Problem requirements: Every entry, from first to last, is to be written out exactly.

(Records from a collection)
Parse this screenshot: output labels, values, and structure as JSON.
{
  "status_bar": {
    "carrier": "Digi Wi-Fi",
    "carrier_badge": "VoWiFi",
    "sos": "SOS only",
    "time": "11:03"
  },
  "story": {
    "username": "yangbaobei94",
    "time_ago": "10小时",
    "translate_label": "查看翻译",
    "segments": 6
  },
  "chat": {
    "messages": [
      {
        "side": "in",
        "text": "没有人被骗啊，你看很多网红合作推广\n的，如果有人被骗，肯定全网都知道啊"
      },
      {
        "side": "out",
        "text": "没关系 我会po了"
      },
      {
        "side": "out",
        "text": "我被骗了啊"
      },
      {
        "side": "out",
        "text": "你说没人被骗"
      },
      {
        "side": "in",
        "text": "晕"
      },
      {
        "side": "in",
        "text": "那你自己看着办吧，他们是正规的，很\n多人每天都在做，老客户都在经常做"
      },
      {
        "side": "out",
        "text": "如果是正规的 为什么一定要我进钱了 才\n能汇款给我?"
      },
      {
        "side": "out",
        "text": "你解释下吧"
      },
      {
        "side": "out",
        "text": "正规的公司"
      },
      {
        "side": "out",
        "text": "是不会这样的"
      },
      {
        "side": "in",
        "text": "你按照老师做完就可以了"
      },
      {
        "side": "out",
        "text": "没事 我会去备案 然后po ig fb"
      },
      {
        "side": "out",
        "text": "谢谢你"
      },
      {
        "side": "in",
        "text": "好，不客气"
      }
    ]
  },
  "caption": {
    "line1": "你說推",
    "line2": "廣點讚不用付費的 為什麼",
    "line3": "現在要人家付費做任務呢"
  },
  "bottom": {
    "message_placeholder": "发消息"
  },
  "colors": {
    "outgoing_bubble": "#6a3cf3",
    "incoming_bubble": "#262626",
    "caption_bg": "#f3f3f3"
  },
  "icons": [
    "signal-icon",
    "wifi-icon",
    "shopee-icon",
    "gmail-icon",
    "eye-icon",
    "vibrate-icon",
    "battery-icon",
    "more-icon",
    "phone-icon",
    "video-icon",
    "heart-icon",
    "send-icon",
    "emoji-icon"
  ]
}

Exercise output:
Parse this screenshot: output labels, values, and structure as JSON.
{
  "status_bar": {
    "carrier": "Digi Wi-Fi",
    "carrier_badge": "VoWiFi",
    "sos": "SOS only",
    "time": "11:03"
  },
  "story": {
    "username": "yangbaobei94",
    "time_ago": "10小时",
    "translate_label": "查看翻译",
    "segments": 6
  },
  "chat": {
    "messages": [
      {
        "side": "in",
        "text": "没有人被骗啊，你看很多网红合作推广\n的，如果有人被骗，肯定全网都知道啊"
      },
      {
        "side": "out",
        "text": "没关系 我会po了"
      },
      {
        "side": "out",
        "text": "我被骗了啊"
      },
      {
        "side": "out",
        "text": "你说没人被骗"
      },
      {
        "side": "in",
        "text": "晕"
      },
      {
        "side": "in",
        "text": "那你自己看着办吧，他们是正规的，很\n多人每天都在做，老客户都在经常做"
      },
      {
        "side": "out",
        "text": "如果是正规的 为什么一定要我进钱了 才\n能汇款给我?"
      },
      {
        "side": "out",
        "text": "你解释下吧"
      },
      {
        "side": "out",
        "text": "正规的公司"
      },
      {
        "side": "out",
        "text": "是不会这样的"
      },
      {
        "side": "in",
        "text": "你按照老师做完就可以了"
      },
      {
        "side": "out",
        "text": "没事 我会去备案 然后po ig fb"
      },
      {
        "side": "out",
        "text": "谢谢你"
      },
      {
        "side": "in",
        "text": "好，不客气"
      }
    ]
  },
  "caption": {
    "line1": "你說推",
    "line2": "廣點讚不用付費的 為什麼",
    "line3": "現在要人家付費做任務呢"
  },
  "bottom": {
    "message_placeholder": "发消息"
  },
  "colors": {
    "outgoing_bubble": "#6a3cf3",
    "incoming_bubble": "#262626",
    "caption_bg": "#f3f3f3"
  },
  "icons": [
    "signal-icon",
    "wifi-icon",
    "shopee-icon",
    "gmail-icon",
    "eye-icon",
    "vibrate-icon",
    "battery-icon",
    "more-icon",
    "phone-icon",
    "video-icon",
    "heart-icon",
    "send-icon",
    "emoji-icon"
  ]
}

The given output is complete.